Saturday, December 6, 2014

Which English letter do Chinese pronounce wrong the most?

The answer to the titled question depends on how much the Chinese has already studied English. If he knows almost nothing about the English language, it's likely he pronounces letter "A" as [ɛ] instead of [eɪ], "C" as [sɛ] instead of [si] (or [si:] if you want to emphasize the long vowel), and "K" as [kɛ] instead of [kei]. Let's ignore these people and focus on those that have learned enough English and have probably been living in an English-speaking country for some time and whose level of English as a second language has fossilized.

In my observation, the most commonly mispronounced English letter is "N". Instead of [ɛn], many Chinese pronounce it like a prolonged [n], missing the vowel [ɛ], or the vowel is too short and weak to be heard. This is particularly evident when he/she spells a word on the phone, where a very clear, distinct pronunciation of each letter is expected, e.g., "His name is Wang, W-A-N-G" (['dabulju:], [eɪ], [n], [dʒi:]). Due to the nasal nature of [n], with the initial vowel [ɛ] stripped off, the other side of the telephone would likely ask "W-A-What-G?" Of course giving an example word solves the problem, such as "N like in Nancy".

Note the IPA symbols for the mispronounced letter "W" in the above example sentence. The first vowel I wrote is [a] and the second [u], while the correct pronunciation of "W" is ['dʌbə(l)ju:] (parentheses for the optional phoneme). Too many Chinese pronounce [ʌ] as [a], because [ʌ] does not exist in Chinese. This substitution also occurs for [ɑ], which again does not exist in Chinese. So letter "R" is read like [ar] instead of [ɑr]. Fortunately, [a] alone does not occur in English; it only exists in diphthongs (e.g. [ai]). Mispronunciation by substitution of it for [ʌ] or [ɑ] won't cause misunderstanding, just a distinct foreign accent.

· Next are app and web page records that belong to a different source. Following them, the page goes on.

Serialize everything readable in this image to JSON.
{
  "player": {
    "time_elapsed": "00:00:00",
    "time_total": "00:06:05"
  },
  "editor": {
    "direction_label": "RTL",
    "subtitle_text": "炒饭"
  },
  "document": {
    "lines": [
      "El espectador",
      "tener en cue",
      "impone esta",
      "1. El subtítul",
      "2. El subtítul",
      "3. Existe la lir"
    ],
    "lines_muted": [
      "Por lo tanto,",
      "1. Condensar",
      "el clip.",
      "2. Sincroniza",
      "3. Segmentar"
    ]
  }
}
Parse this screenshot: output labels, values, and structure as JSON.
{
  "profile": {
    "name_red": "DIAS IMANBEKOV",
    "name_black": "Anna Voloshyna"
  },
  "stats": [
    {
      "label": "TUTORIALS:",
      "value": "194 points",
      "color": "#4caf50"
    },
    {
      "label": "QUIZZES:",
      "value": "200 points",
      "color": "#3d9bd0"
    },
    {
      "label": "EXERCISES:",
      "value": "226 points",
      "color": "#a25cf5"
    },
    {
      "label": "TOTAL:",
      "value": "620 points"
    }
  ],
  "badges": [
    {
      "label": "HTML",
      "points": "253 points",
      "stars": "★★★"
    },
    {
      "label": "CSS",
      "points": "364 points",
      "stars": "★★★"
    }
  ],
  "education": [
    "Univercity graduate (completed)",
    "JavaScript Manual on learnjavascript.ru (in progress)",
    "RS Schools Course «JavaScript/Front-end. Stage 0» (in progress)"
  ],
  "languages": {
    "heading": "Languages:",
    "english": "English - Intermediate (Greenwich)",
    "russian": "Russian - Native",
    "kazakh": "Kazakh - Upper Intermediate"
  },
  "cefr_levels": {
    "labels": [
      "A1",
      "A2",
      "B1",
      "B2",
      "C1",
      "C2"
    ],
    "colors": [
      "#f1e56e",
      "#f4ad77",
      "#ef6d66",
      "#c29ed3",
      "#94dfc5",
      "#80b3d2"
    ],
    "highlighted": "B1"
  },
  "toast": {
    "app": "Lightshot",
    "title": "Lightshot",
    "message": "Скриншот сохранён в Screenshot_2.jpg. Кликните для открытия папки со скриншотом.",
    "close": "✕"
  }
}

I'm not sure why "N" is read by Chinese as [n]. If you know why, I'd like to hear your comments.

Note: The difference between [ʌ] or [ɑ] and [a] is clearly indicated in the International Phonetic Alphabet vowel chart. Both vowels not existing in Chinese are pronounced in the back side of the mouth.

6 comments:

enchyisle said...

I've heard many Chinese people from the north pronounce "n" like {en} in pinyin (like 恩).
Perhaps because [ɛn] looks like it.

But you used [n] for the Chinese pronunciation. I don't know if we are talking about the same phenomenon. For me, [n] sounds more like a front-nasal version of the family name "Ng", or "fish" in Shanghainese.

Yong Huang said...

enchyisle, thanks for your comment. Yes, we're talking about the same phenomenon. I agree that my [n] completely removing the vowel is not a very good representation of what's pronounced by them. But in my opinion, neither is [en] a good one. Maybe [(superscript e)n] is better, where the superscript "e" indicates a very short and weak sound of [e]. (I can't create the superscript text with the sup HTML tag in this comment.) I'm not very sure about family name "Ng" or "fish" in Shanghainese. Do they have the [ŋ] component in it (like the very last part of "sing")? If so, that's not it.

enchyisle said...

Indeed. [en] is not a good representation, either. And different people pronounce the letter slightly different, even if they all have this tendency. Have you encountered people pronouncing it exactly as "恩"? I have, and I found it quite interesting.
And about "Ng" and "fish", yes they have the [ŋ] component. That's why I said "the front-nasal version", trying to get rid of that component and just keep the consonant part. But when I came to think about it just now, I realized that [ŋ] is not exactly what we refer to as "the back-nasal sound" in Chinese.... But, anyway, I am from the south. I don't know anything about back-nasal sounds. :D

Yong Huang said...

Yes, many Chinese pronounce "N" as "恩" (without tone). I just tried pronouncing this character many times. I think the weak vowel at the beginning of it is articulated between the front and central position, which may be called near-front (refer to the vowel chart). The tongue is not as stiff as [e] or [ə]; it's relaxed. Anyway, the correction should be to move the position toward the front (stick the tongue a little further out and down), open the mouth just a bit more, and articulate it louder and longer.

kristine Peterson said...

Hello Yong Huang,
I'm Kristine Peterson and I'm an English to simplified Chinese Language Translator.
Most of your observations are right but something has rooted in Chinese students when they try to learn English. For instance, you say that some are not confident and the fact is that they confidence gradually disappear as they strive to do endless exercise. We really need practice but we are truly afraid of losing faces particularly in front of many people. I think that this is partly due to our culture.

Yong Huang said...

Kristine, thanks for your comment. I suggest you re-post it changing "I'm an" to "I'm at", "they confidence" to "their confidence", "disappear" to "disappears", and removing "you say that". You can keep the embedded link pointing to your web site.